Thailand is mourning the victims of a recent mass shooting, which has been called the worst in the country’s history.
A disgruntled soldier fatally shot 29 people and wounded 58 — 30 of whom are still in the hospital — across a rampage spanning four locations in and around Nakhon Ratchasima, CNN reports.
CNN is being criticized for an insensitive headline regarding a recent mass shooting in Fresno, California, in which four Hmong men were tragically killed and several more were injured.
Police have since stated that the incident was very likely to have been a targeted attack and are currently looking for a motive as well as the two or more suspects who opened fire on the Sunday night football viewing party.
As the U.S. continues to figure out how to deal with mass school shootings, the idea of placing police and armed guards on campuses is a regular topic in the media and online discussions.
Now, halfway across the world, a nation is trying to adopt this very solution to a problem that does not even exist there.
Cadet Peter Wang to Receive Medal of Heroism, Honor Guard For Sacrificing Himself to Save Others in Florida Shooting
Peter Wang, the 15-year-old JROTC member who heroically saved many lives during the gruesome Parkland Shooting on February 14, will receive an Honor Guard at his funeral as well as be awarded the Medal of Heroism by the Army.
In the GoFundMe page dedicated to the cadet, Chino Leong, a close friend of Wang’s family, said that the “governor’s office will be supplying an honor guard” for the young hero’s funeral.

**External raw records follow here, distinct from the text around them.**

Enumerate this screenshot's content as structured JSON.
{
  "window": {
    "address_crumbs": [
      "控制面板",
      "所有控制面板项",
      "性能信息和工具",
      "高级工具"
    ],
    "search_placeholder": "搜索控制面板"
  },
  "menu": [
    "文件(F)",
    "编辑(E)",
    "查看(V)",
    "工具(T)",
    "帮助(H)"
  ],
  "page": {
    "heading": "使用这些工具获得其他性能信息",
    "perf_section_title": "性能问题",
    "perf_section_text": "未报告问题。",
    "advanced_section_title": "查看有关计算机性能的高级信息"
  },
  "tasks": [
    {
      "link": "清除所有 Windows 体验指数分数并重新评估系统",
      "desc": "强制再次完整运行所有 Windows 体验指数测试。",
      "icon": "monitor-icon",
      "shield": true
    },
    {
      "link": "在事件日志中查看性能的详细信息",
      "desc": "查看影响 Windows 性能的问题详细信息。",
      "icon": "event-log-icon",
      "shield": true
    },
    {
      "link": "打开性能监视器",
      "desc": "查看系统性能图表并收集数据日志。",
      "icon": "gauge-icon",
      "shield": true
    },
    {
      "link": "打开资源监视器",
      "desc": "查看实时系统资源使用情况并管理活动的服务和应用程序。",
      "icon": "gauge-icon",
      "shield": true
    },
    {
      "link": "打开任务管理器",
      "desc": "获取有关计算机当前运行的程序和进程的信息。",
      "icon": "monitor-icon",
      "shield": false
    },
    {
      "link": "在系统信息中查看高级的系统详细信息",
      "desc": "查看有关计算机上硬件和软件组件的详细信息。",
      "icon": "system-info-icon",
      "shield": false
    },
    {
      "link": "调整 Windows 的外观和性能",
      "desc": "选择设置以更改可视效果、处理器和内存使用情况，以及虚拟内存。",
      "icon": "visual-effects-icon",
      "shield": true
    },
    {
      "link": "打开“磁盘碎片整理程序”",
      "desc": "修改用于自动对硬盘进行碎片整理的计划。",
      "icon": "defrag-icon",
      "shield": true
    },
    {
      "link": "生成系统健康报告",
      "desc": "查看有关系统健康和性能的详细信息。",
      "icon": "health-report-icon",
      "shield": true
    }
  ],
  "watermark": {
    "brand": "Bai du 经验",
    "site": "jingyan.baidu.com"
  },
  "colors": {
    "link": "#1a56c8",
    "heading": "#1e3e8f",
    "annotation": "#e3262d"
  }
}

An honor guard – or Guard of Honor – is a ceremony conducted by the military whenever they are welcoming someone important or escorting a casket to a funeral. Additionally, Wang, along with fellow JROTC students Alaina Petty and Martin Duque who were killed in the school shooting, will be awarded Medals of Heroism, the service’s highest medal for cadets to recognize their bravery, according to Task and Purpose.
It is with broken hearts that Sunrise Post 365 & Stoneman Douglas JROTC shares the loss of our soaring eagles! We honor them, and will miss their courage, tenacity, and their smiles! Cadet Peter Wang, Cadet Martin Duque, and Cadet Alaina Petty. May they always soar high! pic.twitter.com/eg0TKprzMV
— sunrisepost365 (@sunrisepost365) February 18, 2018